The key findings of the study “Securing IT specialists by raising qualification” and their recommendations for future action are:

Demand for skilled workers continues to rise / Make available more master’s degree courses:

The demand for skilled labor grows at all skill levels, however it particularly concerns master’s graduates. 70 per cent of the companies surveyed already face problems in finding qualified master’s or Ph.D. graduates. Therefore, a sufficient number of master degree courses should be made available beyond the bachelor courses so that more students can learn further.

Dual study programs to expand:

The study identifies a need for action in assuring that students are constantly and permeably qualified starting from a computer science diploma course up towards the master’s degree. Therefore, there should be more vocational courses of study available leading to bachelor and master degrees.

Better match between course contents and practical requirements needed:

There is a mismatch between the requirements of the companies and the qualifications of the applicants. Graduates often lack key competences such as project management; in addition they lack practical experience and soft skills such as communication and social skills. A lack of economic and technical expertise is also emphasized. 70 per cent of the companies surveyed indicate that applicants lack the combination of IT and business know-how.

Dr. Thomas Kamps, managing director of conweaver GmbH, Darmstadt, formulates the requirements for tomorrow’s specialists as follows: “The desired employee of the future would look like this - on one the side he has had an outstanding technical training, on the other side he is very communicative and socially well integrated and at best can also sell our products well”.

Dr. Roland Lentz, Head of the division Innovation and Environment of the Darmstadt Chamber of Trade and Commerce, notes: “The specialists of tomorrow do not only require knowledge of computer science, mathematics and programming, but they also must be talented to understand others and have an intercultural understanding in general.
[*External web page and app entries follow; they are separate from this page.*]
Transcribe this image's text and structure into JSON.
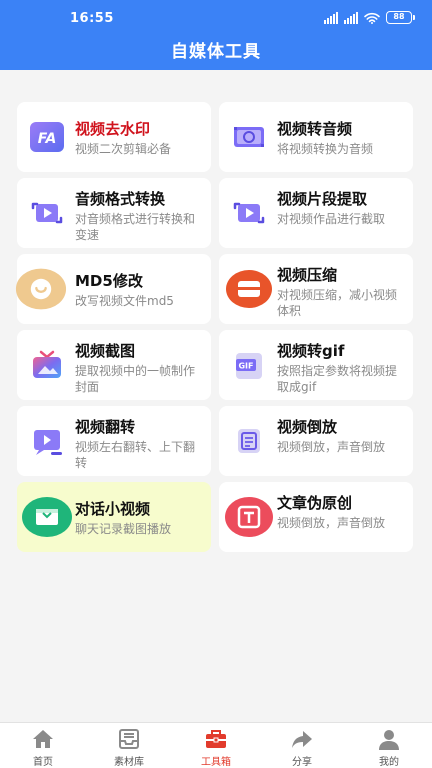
{
  "status": {
    "time": "16:55",
    "battery": "88"
  },
  "header": {
    "title": "自媒体工具"
  },
  "tools": [
    {
      "name": "视频去水印",
      "desc": "视频二次剪辑必备",
      "icon": "watermark-remove-icon"
    },
    {
      "name": "视频转音频",
      "desc": "将视频转换为音频",
      "icon": "video-to-audio-icon"
    },
    {
      "name": "音频格式转换",
      "desc": "对音频格式进行转换和变速",
      "icon": "audio-convert-icon"
    },
    {
      "name": "视频片段提取",
      "desc": "对视频作品进行截取",
      "icon": "clip-extract-icon"
    },
    {
      "name": "MD5修改",
      "desc": "改写视频文件md5",
      "icon": "md5-icon"
    },
    {
      "name": "视频压缩",
      "desc": "对视频压缩，减小视频体积",
      "icon": "compress-icon"
    },
    {
      "name": "视频截图",
      "desc": "提取视频中的一帧制作封面",
      "icon": "screenshot-tv-icon"
    },
    {
      "name": "视频转gif",
      "desc": "按照指定参数将视频提取成gif",
      "icon": "gif-icon"
    },
    {
      "name": "视频翻转",
      "desc": "视频左右翻转、上下翻转",
      "icon": "flip-icon"
    },
    {
      "name": "视频倒放",
      "desc": "视频倒放，声音倒放",
      "icon": "reverse-icon"
    },
    {
      "name": "对话小视频",
      "desc": "聊天记录截图播放",
      "icon": "chat-video-icon"
    },
    {
      "name": "文章伪原创",
      "desc": "视频倒放，声音倒放",
      "icon": "article-icon"
    }
  ],
  "tabs": [
    {
      "label": "首页",
      "icon": "home-icon"
    },
    {
      "label": "素材库",
      "icon": "inbox-icon"
    },
    {
      "label": "工具箱",
      "icon": "toolbox-icon",
      "active": true
    },
    {
      "label": "分享",
      "icon": "share-icon"
    },
    {
      "label": "我的",
      "icon": "user-icon"
    }
  ],
  "colors": {
    "primary": "#3b82f6",
    "active_tab": "#e23b2c",
    "highlight_card": "#f7fccd",
    "first_tool_name": "#d0131d"
  }
}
These qualities we certainly have to develop in the university and in further advanced educational programs”.

Authors of this study are the Darmstadt Chamber of Trade and Commerce together with southern Hesse enterprise network IT FOR WORK, Fraunhofer Institute for Experimental Software Engineering in Kaiserslautern and the Saarland Computer Science Competence Center.

The results of the study will be discussed on 5 October 2011 in the Darmstadt Chamber of Trade and Commerce with representatives from science and economics of the Software-Cluster region starting at 5 pm. The discussion will be moderated by Alexander Schmitt of the Hessian Broadcasting (Hessischer Rundfunk).

Data source: Companies in the Software-Cluster region were asked to participate in an online survey between March and May 2011. 50 companies responded. The online survey was complemented by a written and telephone-based expert survey carried out among the partners of the Software-Cluster.